With the outbreak of war in 1914 the vital role of artillery in supporting infantry operations was well understood, although some early French attacks were not well co-ordinated. The French artillery was primarily equipped with the excellent 75mm Model 1897, a huge step forward in its day and still a good weapon in 1914. However like most people the French had assumed the war would be short, and when the fighting dragged on ammunition began to run low. In addition, once the fighting developed into trench warfare the 75 was not so useful, and initially the French had a great shortage of heavy calibre guns with which they might pound their opponent’s field fortifications. In time all these problems were resolved, but during the early months of the war French artillery, like everyone else, struggled to cope with this new form and scale of warfare.
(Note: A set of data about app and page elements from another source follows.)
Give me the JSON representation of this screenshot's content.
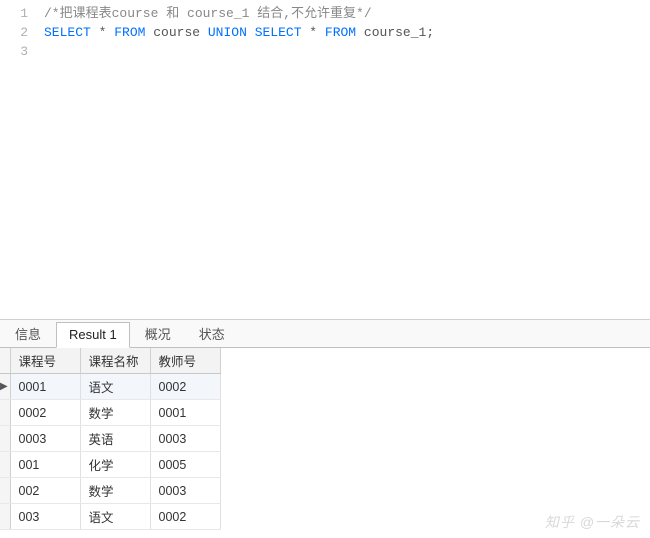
{
  "editor": {
    "lines": [
      {
        "n": "1",
        "tokens": [
          {
            "t": "/*把课程表course 和 course_1 结合,不允许重复*/",
            "cls": "cmt"
          }
        ]
      },
      {
        "n": "2",
        "tokens": [
          {
            "t": "SELECT",
            "cls": "kw"
          },
          {
            "t": " * ",
            "cls": ""
          },
          {
            "t": "FROM",
            "cls": "kw"
          },
          {
            "t": " course ",
            "cls": ""
          },
          {
            "t": "UNION",
            "cls": "kw"
          },
          {
            "t": " ",
            "cls": ""
          },
          {
            "t": "SELECT",
            "cls": "kw"
          },
          {
            "t": " * ",
            "cls": ""
          },
          {
            "t": "FROM",
            "cls": "kw"
          },
          {
            "t": " course_1;",
            "cls": ""
          }
        ]
      },
      {
        "n": "3",
        "tokens": []
      }
    ]
  },
  "tabs": {
    "items": [
      {
        "label": "信息",
        "active": false
      },
      {
        "label": "Result 1",
        "active": true
      },
      {
        "label": "概况",
        "active": false
      },
      {
        "label": "状态",
        "active": false
      }
    ]
  },
  "result": {
    "columns": [
      "课程号",
      "课程名称",
      "教师号"
    ],
    "rows": [
      {
        "marker": "▶",
        "cells": [
          "0001",
          "语文",
          "0002"
        ],
        "current": true
      },
      {
        "marker": "",
        "cells": [
          "0002",
          "数学",
          "0001"
        ],
        "current": false
      },
      {
        "marker": "",
        "cells": [
          "0003",
          "英语",
          "0003"
        ],
        "current": false
      },
      {
        "marker": "",
        "cells": [
          "001",
          "化学",
          "0005"
        ],
        "current": false
      },
      {
        "marker": "",
        "cells": [
          "002",
          "数学",
          "0003"
        ],
        "current": false
      },
      {
        "marker": "",
        "cells": [
          "003",
          "语文",
          "0002"
        ],
        "current": false
      }
    ]
  },
  "watermark": "知乎 @一朵云"
}
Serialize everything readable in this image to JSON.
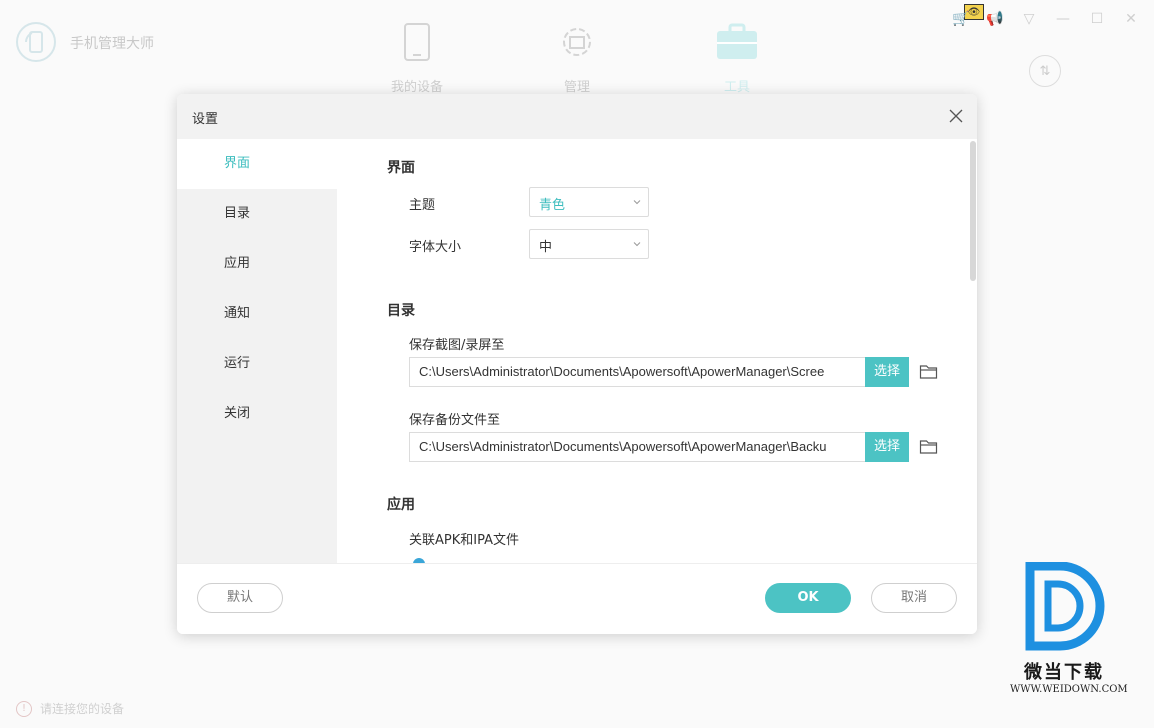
{
  "app": {
    "name": "手机管理大师",
    "tabs": [
      {
        "label": "我的设备",
        "icon": "phone-icon"
      },
      {
        "label": "管理",
        "icon": "gear-icon"
      },
      {
        "label": "工具",
        "icon": "toolbox-icon"
      }
    ],
    "status_hint": "请连接您的设备"
  },
  "dialog": {
    "title": "设置",
    "sidebar": [
      {
        "label": "界面",
        "active": true
      },
      {
        "label": "目录",
        "active": false
      },
      {
        "label": "应用",
        "active": false
      },
      {
        "label": "通知",
        "active": false
      },
      {
        "label": "运行",
        "active": false
      },
      {
        "label": "关闭",
        "active": false
      }
    ],
    "interface": {
      "title": "界面",
      "theme_label": "主题",
      "theme_value": "青色",
      "font_label": "字体大小",
      "font_value": "中"
    },
    "directory": {
      "title": "目录",
      "screenshot_label": "保存截图/录屏至",
      "screenshot_path": "C:\\Users\\Administrator\\Documents\\Apowersoft\\ApowerManager\\Scree",
      "backup_label": "保存备份文件至",
      "backup_path": "C:\\Users\\Administrator\\Documents\\Apowersoft\\ApowerManager\\Backu",
      "choose_label": "选择"
    },
    "apps": {
      "title": "应用",
      "assoc_label": "关联APK和IPA文件"
    },
    "footer": {
      "default_label": "默认",
      "ok_label": "OK",
      "cancel_label": "取消"
    }
  },
  "colors": {
    "accent": "#4cc3c4",
    "accent_text": "#3dbdbe"
  },
  "watermark": {
    "name": "微当下载",
    "url": "WWW.WEIDOWN.COM"
  }
}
HaT have long since produced a set of World War I French artillery that includes the famous 75 and a late war crew, so this set delivers no gun but a similar crew for the early part of the war. In 1914 French artillerymen wore a dark blue uniform in some ways similar to the infantry. On their head they had the traditional peaked kepi cap, and for active service they wore a particularly short tunic or veste buttoned all the way up the front and with a standing collar. The trousers were tucked into short gaiters, which also covered the top of the boots. By virtue of having the infantry-style gaiters we can say these men are foot artillery – horse artillery wore long boots. The last figure in the second row is obviously riding a horse, and so is wearing the long boots with spurs. He is also wearing a coat with a large cape. Everything about the uniform worn by these men is correctly depicted in this set.
Like any gunner you would expect very little in terms of kit on these men when in action, as they clearly are. Each has a haversack on his left hip, and on a strap over his left shoulder a cartridge pouch for the short rifle issued to artillery gunners. This is fine, but we would have expected a canteen too. Apart from the bayonet scabbard this is the sum total of kit carried, which is good.
We were not particularly impressed by the sculpting of the late war set, but this one is better. Clothing is quite well done, and while there is little call for fine detail, where this is required it is good. Although hard to tell on this dark plastic colour, some of the faces have very shallow definition or are quite roughly done, but that aside these are pretty well done. Also well worth observing that there is no flash at all anywhere, nor any extra plastic worthy of the name.
The poses are much like the many other artillery sets from this manufacturer, beginning with three figures handling shells, which from their size look like those for the 75, predictably (and so another improvement on the late-war set). The fourth pose is empty-handed, but is presumably part of the feeding of shells from magazine to gun too. The first figure in the second row is presumably pulling the lanyard to fire the gun, although if so then the angle is all wrong, and in any case you would expect this to be in his left hand, so we were not sure what this figure is all about. The sixth man is an NCO and so in charge of the gun. He has no kit bar a revolver, and while not a great pose he is acceptable. The seventh man is clearly seated on the limber or, much more likely, on some support vehicle, since usually no one sat on the limber to avoid overworking the team. In any case, he is not hanging on, so unlikely to be moving. Finally we have an outrider for the horse team, of which three would be needed for any gun, but there are only four of this pose in the whole box. Again he looks quite sedate, but should work well enough, although as at the time of writing the team itself has yet to be made by HaT.
This set is certainly a great improvement on the late-war set, which was made almost 10 years earlier. The poses are pretty good and there are no accuracy problems, while the sculpting is noticeably better. Also we were pleased to see it made in more of a traditional, harder plastic than the softish material often used by HaT in recent years, although doubtless different customers will have their own preferences on that. In many ways then this is a return to form for HaT, since small field guns and their crews were so important while the warfare was fluid and relatively open in the first few weeks.